**EXERCISE REQUIREMENTS:** Print all the entries exactly.

(Records from a data collection)
Content starts

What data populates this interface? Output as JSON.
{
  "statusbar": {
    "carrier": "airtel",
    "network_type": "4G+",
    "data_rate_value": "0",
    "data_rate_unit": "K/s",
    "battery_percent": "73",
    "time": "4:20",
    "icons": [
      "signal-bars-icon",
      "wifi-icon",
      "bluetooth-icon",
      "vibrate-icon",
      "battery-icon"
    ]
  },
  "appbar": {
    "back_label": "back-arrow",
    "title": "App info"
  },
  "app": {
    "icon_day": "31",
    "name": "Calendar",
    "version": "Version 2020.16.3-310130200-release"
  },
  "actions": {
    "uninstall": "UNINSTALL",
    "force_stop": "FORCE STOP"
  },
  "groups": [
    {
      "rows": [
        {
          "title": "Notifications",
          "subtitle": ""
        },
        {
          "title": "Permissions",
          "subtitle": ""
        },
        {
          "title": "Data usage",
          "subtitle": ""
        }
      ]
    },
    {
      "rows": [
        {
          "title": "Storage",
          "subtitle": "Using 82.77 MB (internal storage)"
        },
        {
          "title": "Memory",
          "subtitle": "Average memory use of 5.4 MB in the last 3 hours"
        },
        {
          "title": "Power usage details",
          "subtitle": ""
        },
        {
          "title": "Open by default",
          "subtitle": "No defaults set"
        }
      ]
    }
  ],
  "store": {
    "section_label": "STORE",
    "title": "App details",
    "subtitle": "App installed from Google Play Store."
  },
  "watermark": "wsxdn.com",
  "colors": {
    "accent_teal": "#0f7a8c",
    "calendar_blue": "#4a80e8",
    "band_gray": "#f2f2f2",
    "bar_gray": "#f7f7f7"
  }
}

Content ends

**SOLVED EXERCISE:**
What data populates this interface? Output as JSON.
{
  "statusbar": {
    "carrier": "airtel",
    "network_type": "4G+",
    "data_rate_value": "0",
    "data_rate_unit": "K/s",
    "battery_percent": "73",
    "time": "4:20",
    "icons": [
      "signal-bars-icon",
      "wifi-icon",
      "bluetooth-icon",
      "vibrate-icon",
      "battery-icon"
    ]
  },
  "appbar": {
    "back_label": "back-arrow",
    "title": "App info"
  },
  "app": {
    "icon_day": "31",
    "name": "Calendar",
    "version": "Version 2020.16.3-310130200-release"
  },
  "actions": {
    "uninstall": "UNINSTALL",
    "force_stop": "FORCE STOP"
  },
  "groups": [
    {
      "rows": [
        {
          "title": "Notifications",
          "subtitle": ""
        },
        {
          "title": "Permissions",
          "subtitle": ""
        },
        {
          "title": "Data usage",
          "subtitle": ""
        }
      ]
    },
    {
      "rows": [
        {
          "title": "Storage",
          "subtitle": "Using 82.77 MB (internal storage)"
        },
        {
          "title": "Memory",
          "subtitle": "Average memory use of 5.4 MB in the last 3 hours"
        },
        {
          "title": "Power usage details",
          "subtitle": ""
        },
        {
          "title": "Open by default",
          "subtitle": "No defaults set"
        }
      ]
    }
  ],
  "store": {
    "section_label": "STORE",
    "title": "App details",
    "subtitle": "App installed from Google Play Store."
  },
  "watermark": "wsxdn.com",
  "colors": {
    "accent_teal": "#0f7a8c",
    "calendar_blue": "#4a80e8",
    "band_gray": "#f2f2f2",
    "bar_gray": "#f7f7f7"
  }
}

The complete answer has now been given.